Improving Your Poker Skills

Poker is a game that requires intense concentration and mental prowess. In fact, it’s the only gambling game that actually involves a significant amount of skill. It’s a great way to push your cognitive limits and develop yourself in the process.

The most important thing to remember when playing poker is to always be in control of your emotions. It’s easy to let anger or stress boil over and cause problems for yourself and others. But by learning to rein in your emotions, you can play poker better and become a more successful person.

Another good thing about poker is that it teaches you to read other people’s reactions. This can be useful in determining whether you have a strong hand or not. It’s also a great skill to have outside of the poker table because it can help you in many situations.

In poker, you need to be able to make quick decisions. This is especially true if you want to win big hands. Therefore, it’s a good idea to practice and observe experienced players to develop your instincts. This will help you to make better decisions in the future.
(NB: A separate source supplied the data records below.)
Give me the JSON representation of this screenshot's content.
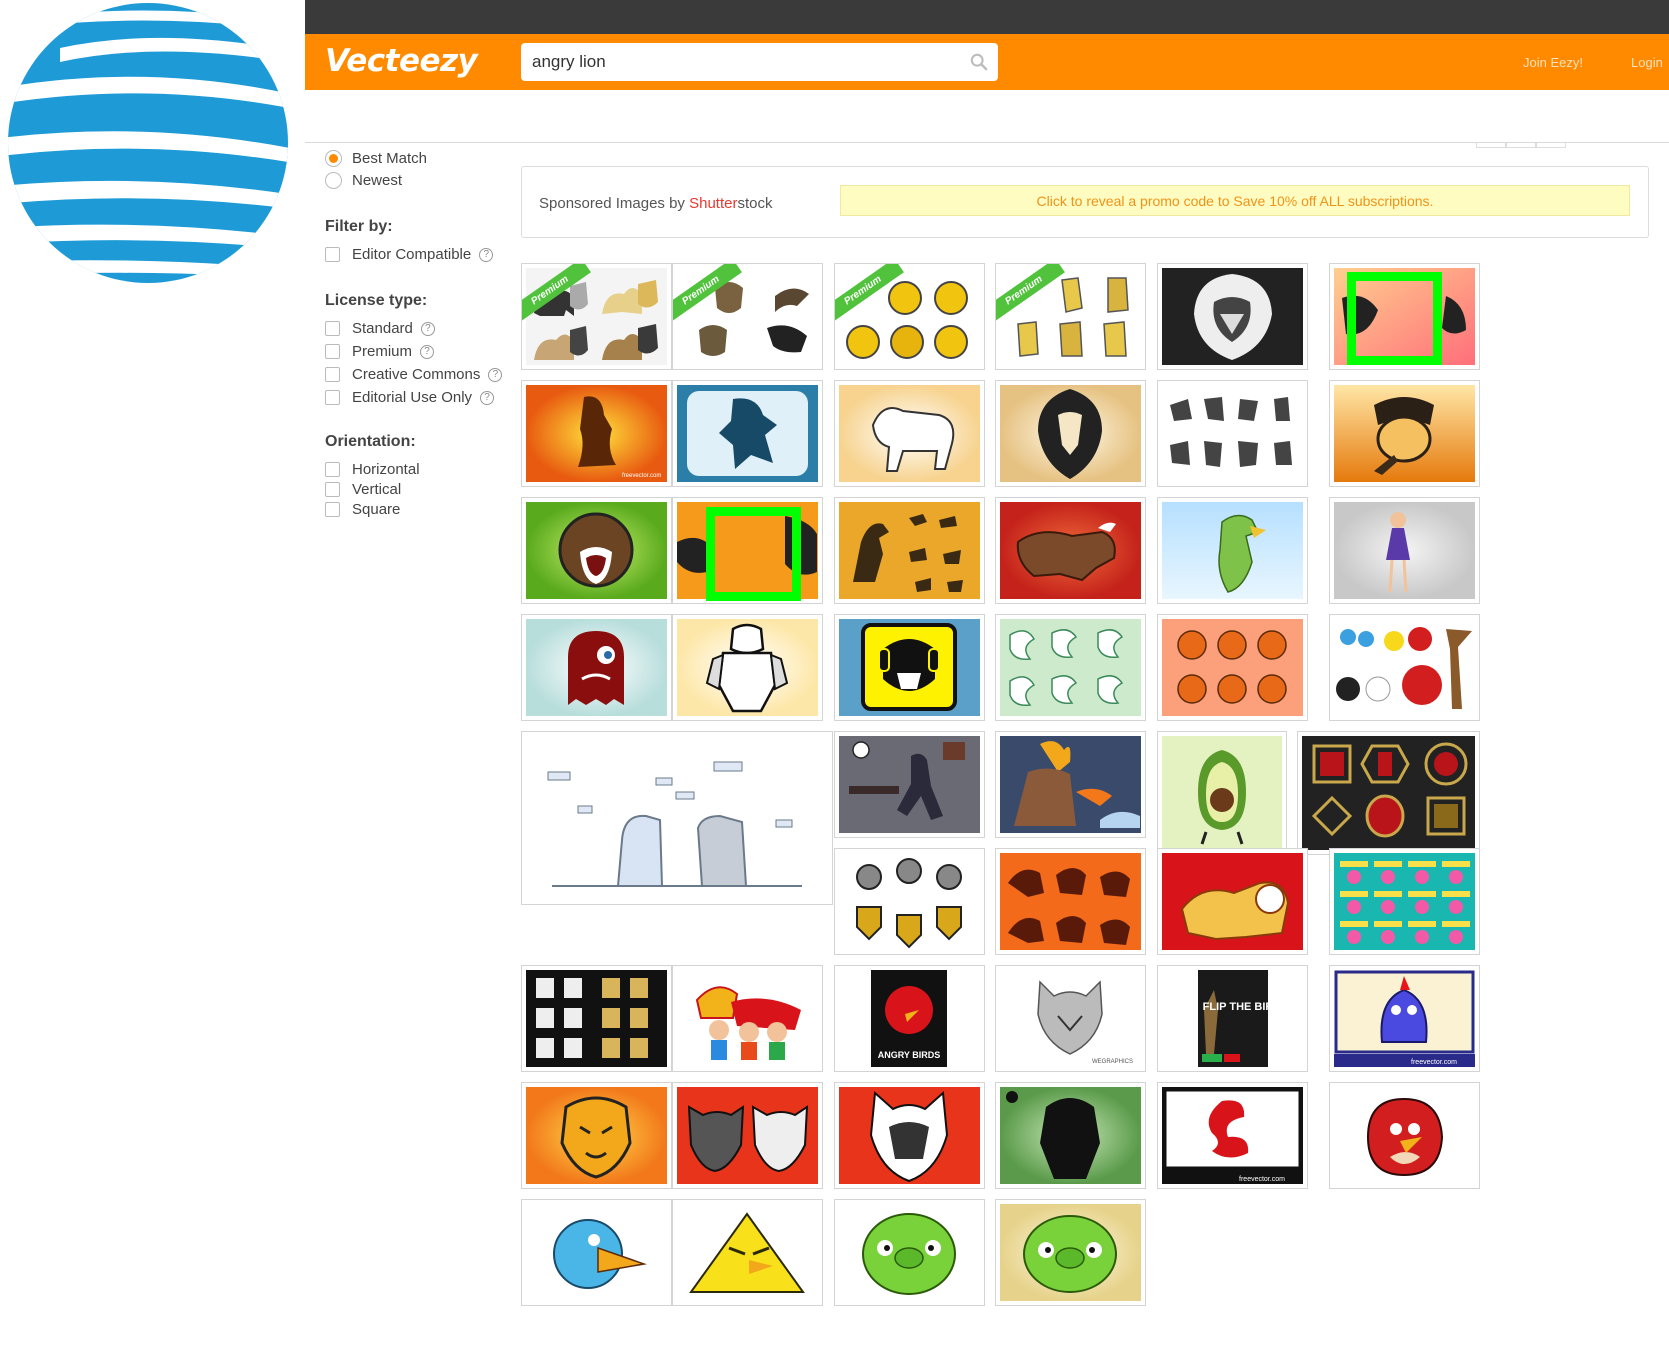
{
  "header": {
    "brand": "Vecteezy",
    "search_value": "angry lion",
    "join_label": "Join Eezy!",
    "login_label": "Login"
  },
  "sort": {
    "best_match": "Best Match",
    "newest": "Newest",
    "selected": "Best Match"
  },
  "filters": {
    "heading": "Filter by:",
    "editor_compatible": "Editor Compatible"
  },
  "license": {
    "heading": "License type:",
    "standard": "Standard",
    "premium": "Premium",
    "creative_commons": "Creative Commons",
    "editorial": "Editorial Use Only"
  },
  "orientation": {
    "heading": "Orientation:",
    "horizontal": "Horizontal",
    "vertical": "Vertical",
    "square": "Square"
  },
  "sponsored": {
    "prefix": "Sponsored Images by ",
    "brand_red": "Shutter",
    "brand_rest": "stock",
    "promo": "Click to reveal a promo code to Save 10% off ALL subscriptions."
  },
  "premium_label": "Premium",
  "tile_text": {
    "freevector": "freevector.com",
    "angry_birds": "ANGRY BIRDS",
    "flip_the_bird": "FLIP THE BIRD",
    "wegraphics": "WEGRAPHICS"
  },
  "colors": {
    "header_orange": "#ff8a00",
    "dark_bar": "#3a3a3a",
    "highlight_green": "#00ff00",
    "premium_green": "#51c23b",
    "promo_text": "#f09318",
    "att_blue": "#1e9bd7"
  },
  "icons": {
    "logo": "att-globe-logo",
    "search": "search-icon",
    "help": "question-circle-icon"
  }
}
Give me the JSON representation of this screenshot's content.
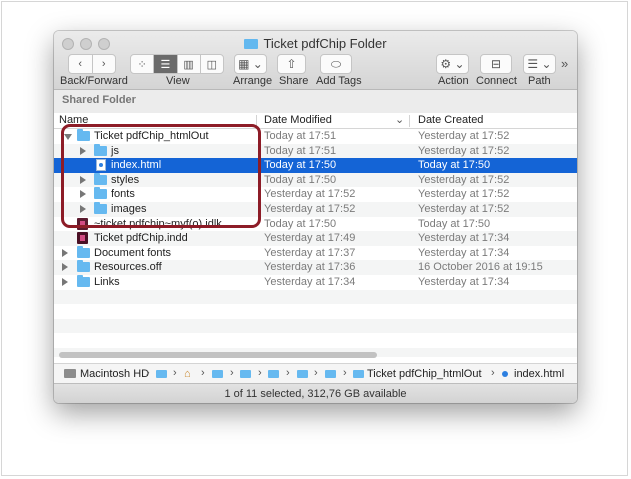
{
  "window": {
    "title": "Ticket pdfChip Folder"
  },
  "toolbar": {
    "back_forward_label": "Back/Forward",
    "view_label": "View",
    "arrange_label": "Arrange",
    "share_label": "Share",
    "add_tags_label": "Add Tags",
    "action_label": "Action",
    "connect_label": "Connect",
    "path_label": "Path",
    "overflow": "»"
  },
  "sidebar_header": "Shared Folder",
  "columns": {
    "name": "Name",
    "date_modified": "Date Modified",
    "date_created": "Date Created"
  },
  "rows": [
    {
      "name": "Ticket pdfChip_htmlOut",
      "modified": "Today at 17:51",
      "created": "Yesterday at 17:52",
      "level": 0,
      "kind": "folder",
      "expanded": true
    },
    {
      "name": "js",
      "modified": "Today at 17:51",
      "created": "Yesterday at 17:52",
      "level": 1,
      "kind": "folder",
      "expanded": false
    },
    {
      "name": "index.html",
      "modified": "Today at 17:50",
      "created": "Today at 17:50",
      "level": 1,
      "kind": "html",
      "selected": true
    },
    {
      "name": "styles",
      "modified": "Today at 17:50",
      "created": "Yesterday at 17:52",
      "level": 1,
      "kind": "folder",
      "expanded": false
    },
    {
      "name": "fonts",
      "modified": "Yesterday at 17:52",
      "created": "Yesterday at 17:52",
      "level": 1,
      "kind": "folder",
      "expanded": false
    },
    {
      "name": "images",
      "modified": "Yesterday at 17:52",
      "created": "Yesterday at 17:52",
      "level": 1,
      "kind": "folder",
      "expanded": false
    },
    {
      "name": "~ticket pdfchip~myf(o).idlk",
      "modified": "Today at 17:50",
      "created": "Today at 17:50",
      "level": 0,
      "kind": "file"
    },
    {
      "name": "Ticket pdfChip.indd",
      "modified": "Yesterday at 17:49",
      "created": "Yesterday at 17:34",
      "level": 0,
      "kind": "indd"
    },
    {
      "name": "Document fonts",
      "modified": "Yesterday at 17:37",
      "created": "Yesterday at 17:34",
      "level": 0,
      "kind": "folder",
      "expanded": false
    },
    {
      "name": "Resources.off",
      "modified": "Yesterday at 17:36",
      "created": "16 October 2016 at 19:15",
      "level": 0,
      "kind": "folder",
      "expanded": false
    },
    {
      "name": "Links",
      "modified": "Yesterday at 17:34",
      "created": "Yesterday at 17:34",
      "level": 0,
      "kind": "folder",
      "expanded": false
    }
  ],
  "breadcrumb": {
    "root": "Macintosh HD",
    "folder": "Ticket pdfChip_htmlOut",
    "file": "index.html",
    "separator": "›"
  },
  "status": "1 of 11 selected, 312,76 GB available",
  "colors": {
    "selection": "#1464d6",
    "folder": "#66b9f0",
    "highlight_border": "#8d1c27"
  }
}
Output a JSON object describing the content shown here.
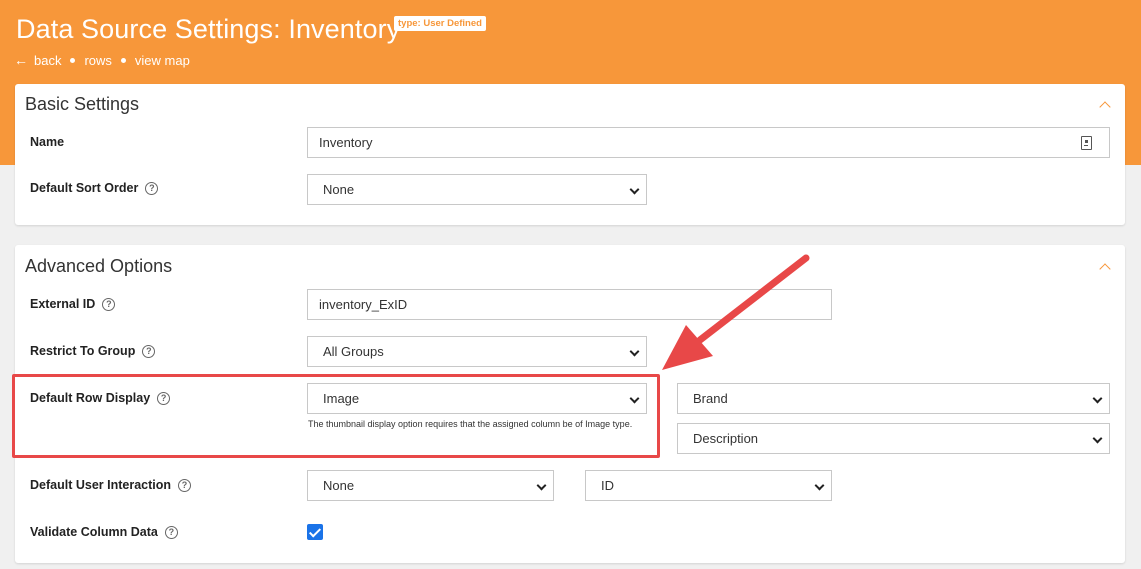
{
  "header": {
    "title": "Data Source Settings: Inventory",
    "type_badge": "type: User Defined",
    "nav": {
      "back": "back",
      "rows": "rows",
      "view_map": "view map"
    },
    "color": "#f7973a"
  },
  "basic_settings": {
    "title": "Basic Settings",
    "name_label": "Name",
    "name_value": "Inventory",
    "sort_label": "Default Sort Order",
    "sort_value": "None"
  },
  "advanced_options": {
    "title": "Advanced Options",
    "external_id_label": "External ID",
    "external_id_value": "inventory_ExID",
    "restrict_label": "Restrict To Group",
    "restrict_value": "All Groups",
    "row_display_label": "Default Row Display",
    "row_display_value": "Image",
    "row_display_hint": "The thumbnail display option requires that the assigned column be of Image type.",
    "brand_value": "Brand",
    "description_value": "Description",
    "interaction_label": "Default User Interaction",
    "interaction_value": "None",
    "interaction_column_value": "ID",
    "validate_label": "Validate Column Data",
    "validate_checked": true
  },
  "annotation_color": "#e84848",
  "icons": {
    "back": "arrow-left-icon",
    "help": "question-circle-icon",
    "collapse": "chevron-up-icon",
    "name_field": "contact-card-icon"
  }
}
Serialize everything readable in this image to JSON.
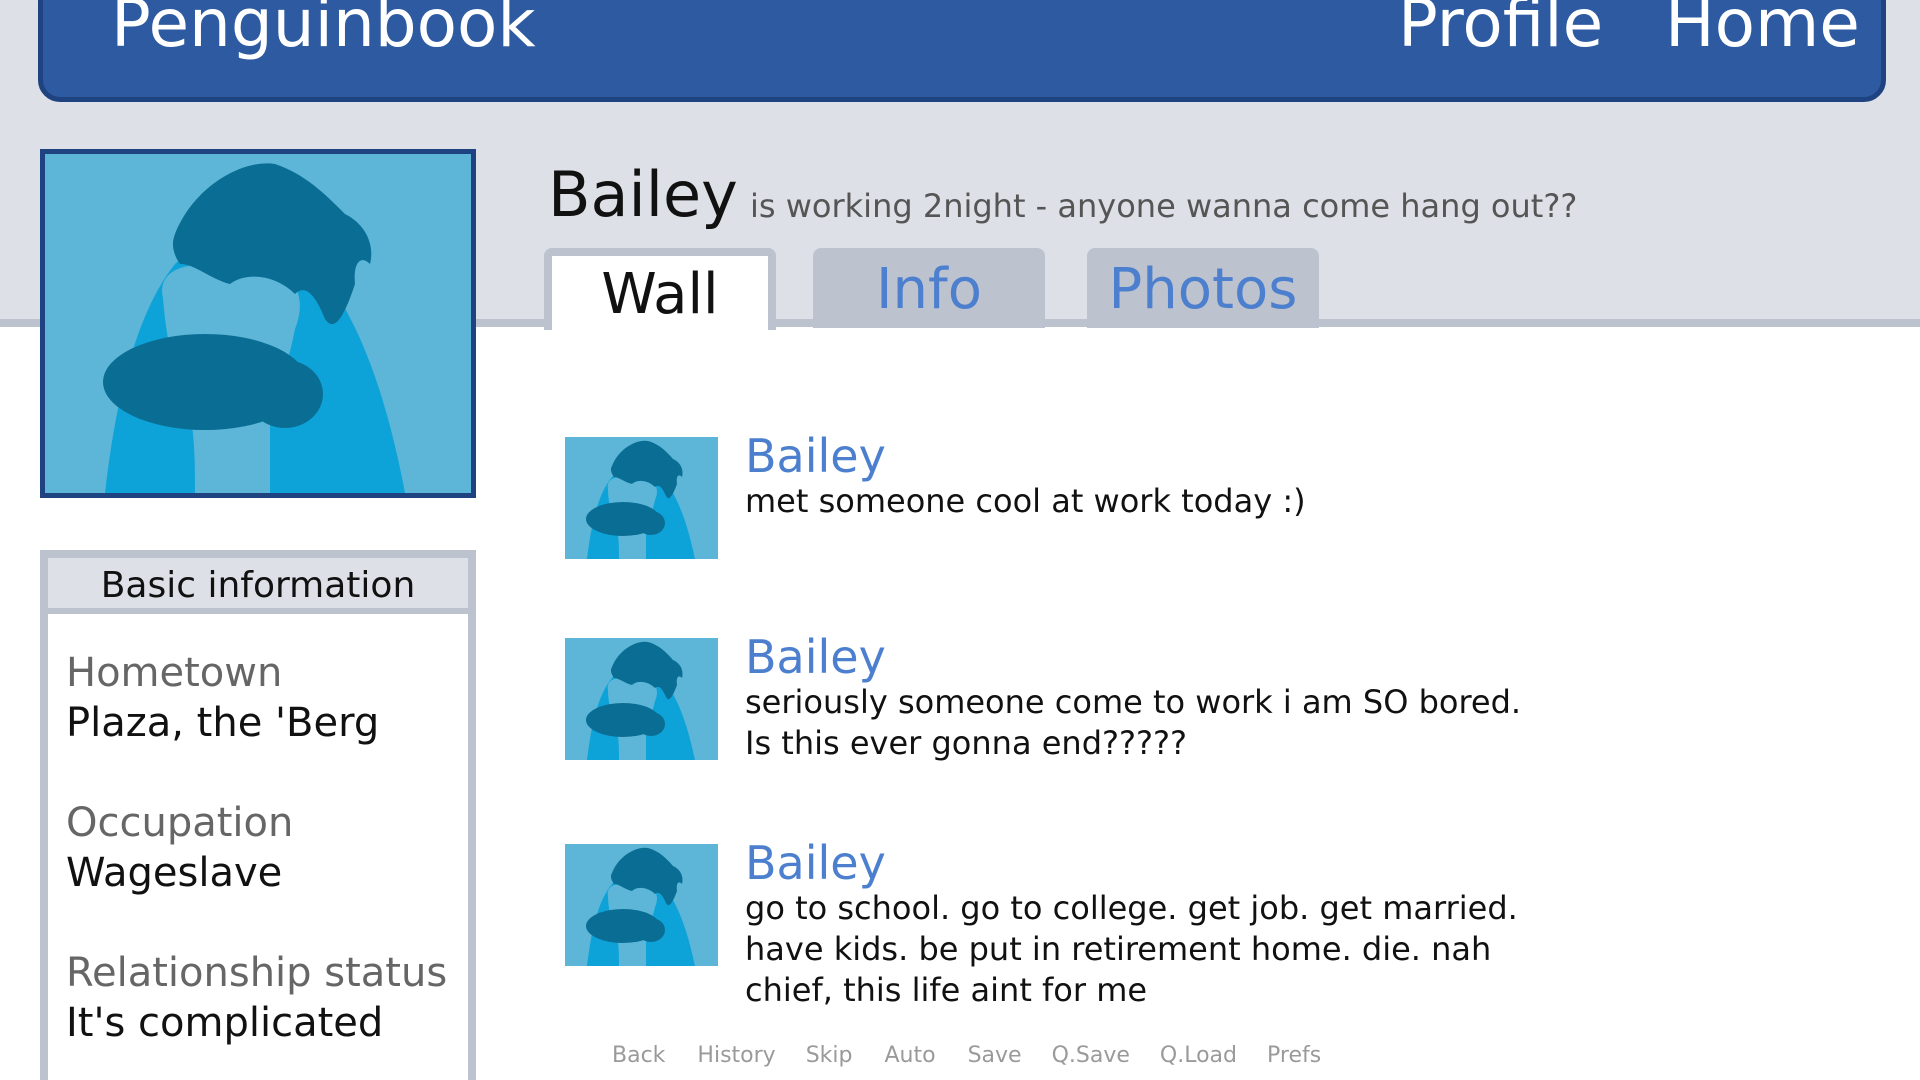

If you’re serious about improving your poker skills, it’s a good idea to read some books on the subject. There are a lot of good books available on the subject that can teach you the basics of the game, as well as more advanced strategies. Reading can be a good way to learn poker, as it allows you to take your time and digest the information at your own pace.

A common mistake that new poker players make is to call an outrageous bet when they have a weak hand. This is a mistake that can lead to big losses. By learning to fold when you have a weak hand, you can save your chips for later and avoid making costly mistakes.

Another tip is to never be afraid to raise your bets when you have a strong hand. This will force your opponent to either call your bet or fold. It’s a great way to force them to think about their options and give you a better chance of winning.

There are a number of benefits that come with playing poker, including the ability to read other people’s reactions and the development of fast instincts. You can also improve your mathematical abilities by pushing yourself to make difficult decisions in the game. And of course, you’ll also be gaining a lot of fun along the way!

It takes a while to learn to become a winning poker player, but the divide between break-even beginner players and big-time winners is often not as large as people think. The biggest difference between them is that the winning players view poker in a more cold, detached, and mathematical way than their counterparts do. By changing the way you think about the game, you can quickly turn around your results and start winning at a much higher rate.